December 12 – Part 4: PRISMS and the glory of God

December 12, 2018 Randy Bushey

~ by Randy Bushey

…Jesus said, “Now is the Son of Man glorified and God is glorified in him. If God is glorified in him, God will glorify the Son in himself, and will glorify him at once (John 13:31,32).

In our study of the glory of God, we have built on this foundational maxim: Holy is what God is, glory is how He evidences His holiness.

As we deepen our understanding of the Tri-une God’s glory, it’s critical that we don’t miss this essential truth: God’s glory is most evident in the Person of Jesus. The writer of Hebrews affirms this by saying, The Son is the radiance of God’s glory and the exact representation of his being (Hebrews 1:3).

But here’s where it gets theologically counter-intuitive: Jesus’ identity and attendant glory is heavily associated in John’s Gospel with the events of the crucifixion.

Isn’t that like our God?

Only He could take one of the most disgraceful and humiliating styles of execution ever devised by man, and use it in His redemptive plan – the Gospel design conceived before the foundations of the world – and employ that symbol of shame to evidence the Son’s maximal glory?

If you’re not sure that’s true, look at the usage of the term glory in John’s Gospel, in proximity to the Cross.

After the Triumphal Entry as the events of Passion Week were set to unfold, Christ somewhat abruptly announced to His followers, The hour has come for the Son of Man to be glorified (John 12:23).

He proceeded to use this paradoxical metaphor to remove any doubt that He had the Cross squarely in view: I tell you the truth, unless a grain of wheat falls to the ground and dies, it remains only a single seed. But if it dies, it produces many seeds (John 12:24).

And then moments later Jesus utters these anguished words: Now my heart is troubled, and what shall I say? ‘Father, save me from this hour’? No, it was for this very reason I came to this hour. Father, glorify your name! Then a voice came from heaven, “I have glorified it, and will glorify it again.” (John 12:27,28).

The Father’s voice from heaven – the 3rd such audible declaration of the Father in the Gospel record – affirms that the Cross and Resurrection would be the climax of Christ publicly displaying the glory of God.

For His disciples only, He would again demonstrate His inherent glory as the eternal Son of God in His ascension, His advent to His coronation as the King of Kings. (We’ve noted that the use of clouds in Scripture was often connected with God’s glory.)

After he said this, he was taken up before their very eyes, and a cloud hid him from their sight (Acts 1:9)

Takeaway: the Cross of Christ is at the heart of the Gospel message.

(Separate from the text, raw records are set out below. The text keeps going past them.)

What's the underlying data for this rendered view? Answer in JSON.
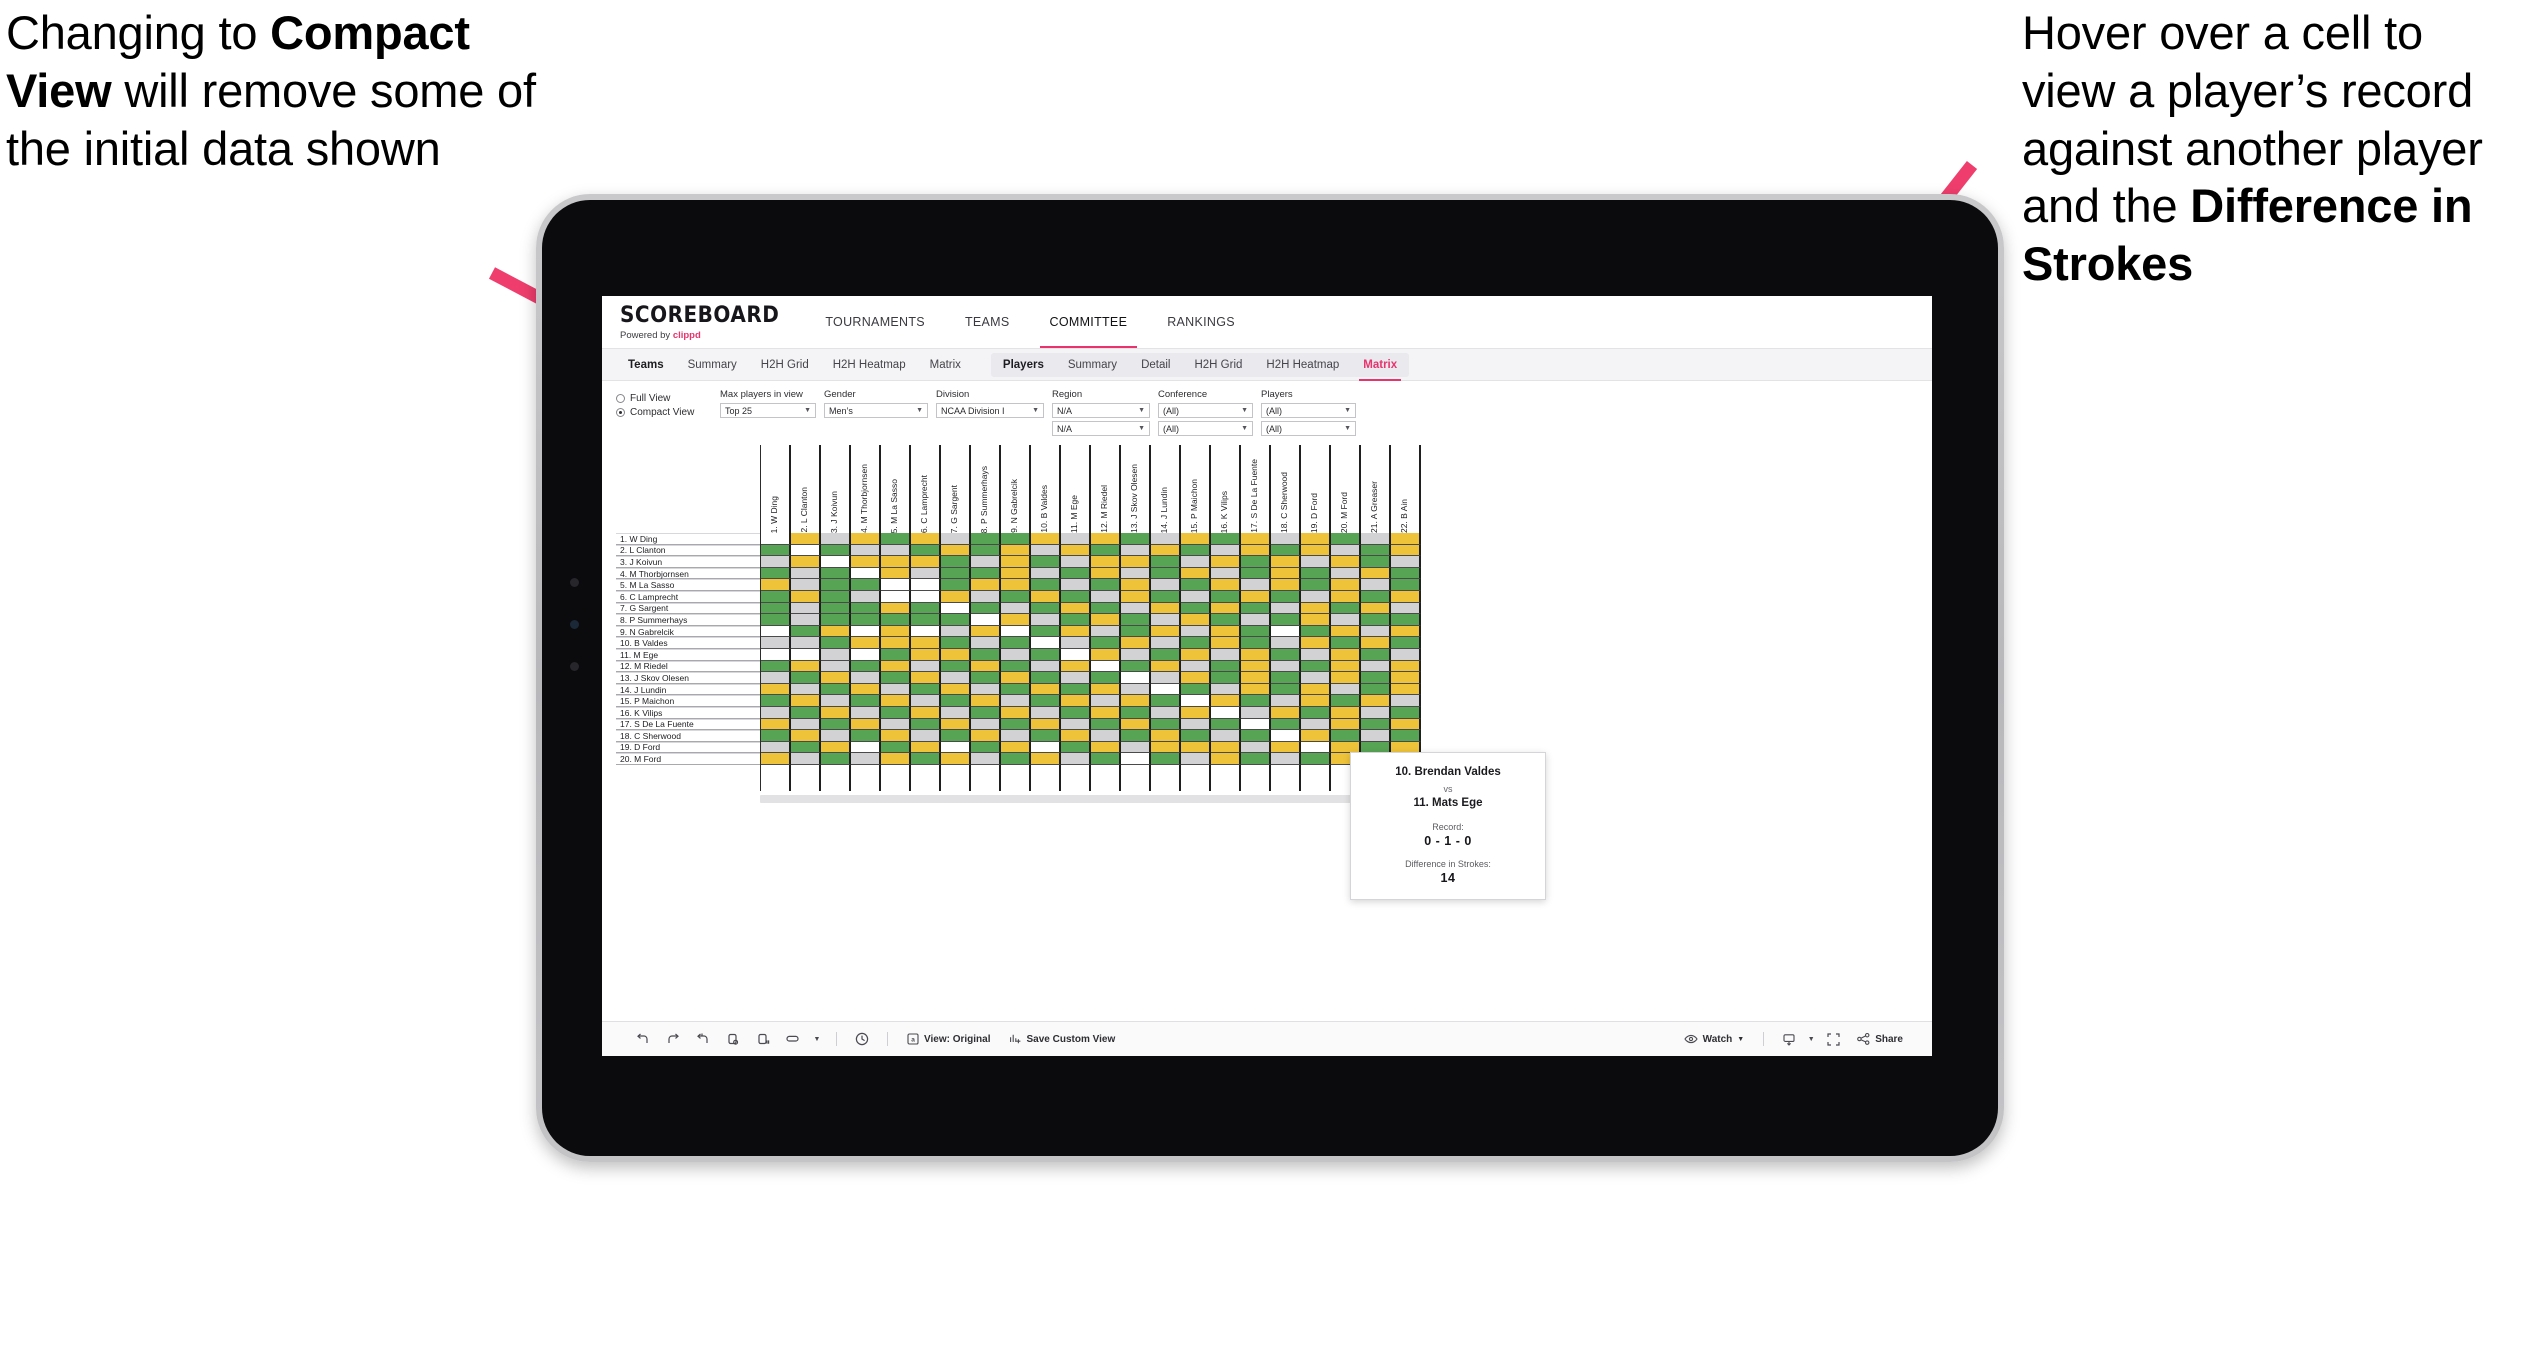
{
  "annotations": {
    "left": {
      "pre": "Changing to ",
      "bold": "Compact View",
      "post": " will remove some of the initial data shown"
    },
    "right": {
      "pre": "Hover over a cell to view a player’s record against another player and the ",
      "bold": "Difference in Strokes",
      "post": ""
    },
    "arrow_color": "#ef3e6d"
  },
  "app": {
    "brand": {
      "name": "SCOREBOARD",
      "powered_by": "Powered by",
      "vendor": "clippd"
    },
    "top_nav": [
      {
        "label": "TOURNAMENTS",
        "active": false
      },
      {
        "label": "TEAMS",
        "active": false
      },
      {
        "label": "COMMITTEE",
        "active": true
      },
      {
        "label": "RANKINGS",
        "active": false
      }
    ],
    "sub_nav_teams": [
      {
        "label": "Teams",
        "style": "bold"
      },
      {
        "label": "Summary",
        "style": "normal"
      },
      {
        "label": "H2H Grid",
        "style": "normal"
      },
      {
        "label": "H2H Heatmap",
        "style": "normal"
      },
      {
        "label": "Matrix",
        "style": "normal"
      }
    ],
    "sub_nav_players": [
      {
        "label": "Players",
        "style": "bold"
      },
      {
        "label": "Summary",
        "style": "normal"
      },
      {
        "label": "Detail",
        "style": "normal"
      },
      {
        "label": "H2H Grid",
        "style": "normal"
      },
      {
        "label": "H2H Heatmap",
        "style": "normal"
      },
      {
        "label": "Matrix",
        "style": "accent"
      }
    ],
    "view_toggle": {
      "full_view": "Full View",
      "compact_view": "Compact View",
      "selected": "Compact View"
    },
    "filters": [
      {
        "label": "Max players in view",
        "value": "Top 25",
        "value2": null,
        "width": "w1"
      },
      {
        "label": "Gender",
        "value": "Men’s",
        "value2": null,
        "width": "w2"
      },
      {
        "label": "Division",
        "value": "NCAA Division I",
        "value2": null,
        "width": "w3"
      },
      {
        "label": "Region",
        "value": "N/A",
        "value2": "N/A",
        "width": "w4"
      },
      {
        "label": "Conference",
        "value": "(All)",
        "value2": "(All)",
        "width": "w5"
      },
      {
        "label": "Players",
        "value": "(All)",
        "value2": "(All)",
        "width": "w6"
      }
    ],
    "bottom_toolbar": {
      "icons": [
        "undo-icon",
        "redo-icon",
        "revert-icon",
        "refresh-icon",
        "pause-icon",
        "highlight-icon",
        "chevron-down-icon"
      ],
      "clock_icon": "clock-icon",
      "view_original": "View: Original",
      "save_custom_view": "Save Custom View",
      "watch": "Watch",
      "download_icon": "download-icon",
      "fullscreen_icon": "fullscreen-icon",
      "share": "Share"
    },
    "tooltip": {
      "player_a": "10. Brendan Valdes",
      "vs": "vs",
      "player_b": "11. Mats Ege",
      "record_label": "Record:",
      "record_value": "0 - 1 - 0",
      "strokes_label": "Difference in Strokes:",
      "strokes_value": "14"
    }
  },
  "chart_data": {
    "type": "heatmap",
    "title": "Player Head-to-Head Matrix",
    "legend_colors": {
      "win": "#57a454",
      "tie": "#eec33a",
      "loss": "#d2d2d4",
      "none": "#ffffff"
    },
    "row_labels": [
      "1. W Ding",
      "2. L Clanton",
      "3. J Koivun",
      "4. M Thorbjornsen",
      "5. M La Sasso",
      "6. C Lamprecht",
      "7. G Sargent",
      "8. P Summerhays",
      "9. N Gabrelcik",
      "10. B Valdes",
      "11. M Ege",
      "12. M Riedel",
      "13. J Skov Olesen",
      "14. J Lundin",
      "15. P Maichon",
      "16. K Vilips",
      "17. S De La Fuente",
      "18. C Sherwood",
      "19. D Ford",
      "20. M Ford"
    ],
    "column_labels": [
      "1. W Ding",
      "2. L Clanton",
      "3. J Koivun",
      "4. M Thorbjornsen",
      "5. M La Sasso",
      "6. C Lamprecht",
      "7. G Sargent",
      "8. P Summerhays",
      "9. N Gabrelcik",
      "10. B Valdes",
      "11. M Ege",
      "12. M Riedel",
      "13. J Skov Olesen",
      "14. J Lundin",
      "15. P Maichon",
      "16. K Vilips",
      "17. S De La Fuente",
      "18. C Sherwood",
      "19. D Ford",
      "20. M Ford",
      "21. A Greaser",
      "22. B Ain"
    ],
    "cells": [
      [
        "w",
        "y",
        "s",
        "y",
        "g",
        "y",
        "s",
        "g",
        "g",
        "y",
        "s",
        "y",
        "g",
        "s",
        "y",
        "g",
        "y",
        "s",
        "y",
        "g",
        "s",
        "y"
      ],
      [
        "g",
        "w",
        "g",
        "s",
        "s",
        "g",
        "y",
        "g",
        "y",
        "s",
        "y",
        "g",
        "s",
        "y",
        "g",
        "s",
        "y",
        "g",
        "y",
        "s",
        "g",
        "y"
      ],
      [
        "s",
        "y",
        "w",
        "y",
        "y",
        "y",
        "g",
        "s",
        "y",
        "g",
        "s",
        "y",
        "y",
        "g",
        "s",
        "y",
        "g",
        "y",
        "s",
        "y",
        "g",
        "s"
      ],
      [
        "g",
        "s",
        "g",
        "w",
        "y",
        "s",
        "g",
        "g",
        "y",
        "s",
        "g",
        "y",
        "s",
        "g",
        "y",
        "s",
        "g",
        "y",
        "g",
        "s",
        "y",
        "g"
      ],
      [
        "y",
        "s",
        "g",
        "g",
        "w",
        "w",
        "g",
        "y",
        "y",
        "g",
        "s",
        "g",
        "y",
        "s",
        "g",
        "y",
        "s",
        "y",
        "g",
        "y",
        "s",
        "g"
      ],
      [
        "g",
        "y",
        "g",
        "s",
        "w",
        "w",
        "y",
        "s",
        "g",
        "y",
        "g",
        "s",
        "y",
        "g",
        "s",
        "g",
        "y",
        "g",
        "s",
        "y",
        "g",
        "y"
      ],
      [
        "g",
        "s",
        "g",
        "g",
        "y",
        "g",
        "w",
        "g",
        "s",
        "g",
        "y",
        "g",
        "s",
        "y",
        "g",
        "y",
        "g",
        "s",
        "y",
        "g",
        "y",
        "s"
      ],
      [
        "g",
        "s",
        "g",
        "g",
        "g",
        "g",
        "g",
        "w",
        "y",
        "s",
        "g",
        "y",
        "g",
        "s",
        "y",
        "g",
        "s",
        "g",
        "y",
        "s",
        "g",
        "g"
      ],
      [
        "w",
        "g",
        "y",
        "w",
        "y",
        "w",
        "s",
        "y",
        "w",
        "g",
        "y",
        "s",
        "g",
        "y",
        "s",
        "y",
        "g",
        "w",
        "g",
        "y",
        "s",
        "y"
      ],
      [
        "s",
        "s",
        "g",
        "y",
        "y",
        "y",
        "g",
        "s",
        "g",
        "w",
        "s",
        "g",
        "y",
        "s",
        "g",
        "y",
        "g",
        "s",
        "y",
        "g",
        "y",
        "g"
      ],
      [
        "w",
        "w",
        "s",
        "w",
        "g",
        "y",
        "y",
        "g",
        "s",
        "g",
        "w",
        "y",
        "s",
        "g",
        "y",
        "s",
        "y",
        "g",
        "s",
        "y",
        "g",
        "s"
      ],
      [
        "g",
        "y",
        "s",
        "g",
        "y",
        "s",
        "g",
        "y",
        "g",
        "s",
        "y",
        "w",
        "g",
        "y",
        "s",
        "g",
        "y",
        "s",
        "g",
        "y",
        "s",
        "y"
      ],
      [
        "s",
        "g",
        "y",
        "s",
        "g",
        "y",
        "s",
        "g",
        "y",
        "g",
        "s",
        "g",
        "w",
        "s",
        "y",
        "g",
        "y",
        "g",
        "s",
        "y",
        "g",
        "y"
      ],
      [
        "y",
        "s",
        "g",
        "y",
        "s",
        "g",
        "y",
        "s",
        "g",
        "y",
        "g",
        "y",
        "s",
        "w",
        "g",
        "s",
        "y",
        "g",
        "y",
        "s",
        "g",
        "y"
      ],
      [
        "g",
        "y",
        "s",
        "g",
        "y",
        "s",
        "g",
        "y",
        "s",
        "g",
        "y",
        "s",
        "y",
        "g",
        "w",
        "y",
        "g",
        "s",
        "y",
        "g",
        "y",
        "s"
      ],
      [
        "s",
        "g",
        "y",
        "s",
        "g",
        "y",
        "s",
        "g",
        "y",
        "s",
        "g",
        "y",
        "g",
        "s",
        "y",
        "w",
        "s",
        "y",
        "g",
        "y",
        "s",
        "g"
      ],
      [
        "y",
        "s",
        "g",
        "y",
        "s",
        "g",
        "y",
        "s",
        "g",
        "y",
        "s",
        "g",
        "y",
        "g",
        "s",
        "g",
        "w",
        "g",
        "s",
        "y",
        "g",
        "y"
      ],
      [
        "g",
        "y",
        "s",
        "g",
        "y",
        "s",
        "g",
        "y",
        "s",
        "g",
        "y",
        "s",
        "g",
        "y",
        "g",
        "s",
        "g",
        "w",
        "y",
        "g",
        "s",
        "g"
      ],
      [
        "s",
        "g",
        "y",
        "w",
        "g",
        "y",
        "w",
        "g",
        "y",
        "w",
        "g",
        "y",
        "s",
        "y",
        "y",
        "y",
        "s",
        "y",
        "w",
        "y",
        "g",
        "y"
      ],
      [
        "y",
        "s",
        "g",
        "s",
        "y",
        "g",
        "y",
        "s",
        "g",
        "y",
        "s",
        "g",
        "w",
        "g",
        "s",
        "y",
        "g",
        "s",
        "g",
        "y",
        "g",
        "g"
      ]
    ]
  }
}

It was emphatically not the crushing end of His misguided Messianic aspirations; but rather the eternal plan of the Trinity to redeem us with the power of the Gospel – the transformative power predicated on the Lord Jesus’ death and resurrection.

The eternal intention was that God’s glory, so evident in Christ’s life and death, would then be reflected in us who love and follow the Lord Jesus.

Again we are reminded of the truth of John Piper’s observation: “we were made to be prisms refracting the light of God’s glory into all of life.”

And we, who with unveiled faces all reflect the Lord’s glory, are being transformed into his likeness with ever-increasing glory, which comes from the Lord, who is the Spirit (2 Corinthians 3:18).

~ graphic by John Ng, freeimages.com